EXERCISE REQUIREMENTS
Your reply should be a single number, the count of lines in the records that contain "expanded".

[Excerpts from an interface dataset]
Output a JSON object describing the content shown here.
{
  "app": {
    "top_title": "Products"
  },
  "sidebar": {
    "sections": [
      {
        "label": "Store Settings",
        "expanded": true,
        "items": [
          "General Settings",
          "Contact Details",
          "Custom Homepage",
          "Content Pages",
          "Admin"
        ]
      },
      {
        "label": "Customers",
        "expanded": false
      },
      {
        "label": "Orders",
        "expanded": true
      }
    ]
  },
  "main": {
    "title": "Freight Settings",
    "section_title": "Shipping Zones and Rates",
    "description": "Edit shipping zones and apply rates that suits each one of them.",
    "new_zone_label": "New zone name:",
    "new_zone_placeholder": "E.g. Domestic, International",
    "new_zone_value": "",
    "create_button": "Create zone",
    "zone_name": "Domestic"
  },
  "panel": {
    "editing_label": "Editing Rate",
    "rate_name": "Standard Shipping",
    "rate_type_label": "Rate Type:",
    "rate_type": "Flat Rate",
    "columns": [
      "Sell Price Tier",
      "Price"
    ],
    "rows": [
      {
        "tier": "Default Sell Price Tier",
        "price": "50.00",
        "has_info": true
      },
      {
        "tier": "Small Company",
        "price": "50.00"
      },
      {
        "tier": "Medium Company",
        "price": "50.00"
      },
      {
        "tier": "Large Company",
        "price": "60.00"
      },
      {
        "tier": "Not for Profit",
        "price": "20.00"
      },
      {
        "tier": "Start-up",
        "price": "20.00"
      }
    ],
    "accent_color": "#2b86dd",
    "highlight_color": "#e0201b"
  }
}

RESULT FOR THIS TASK
3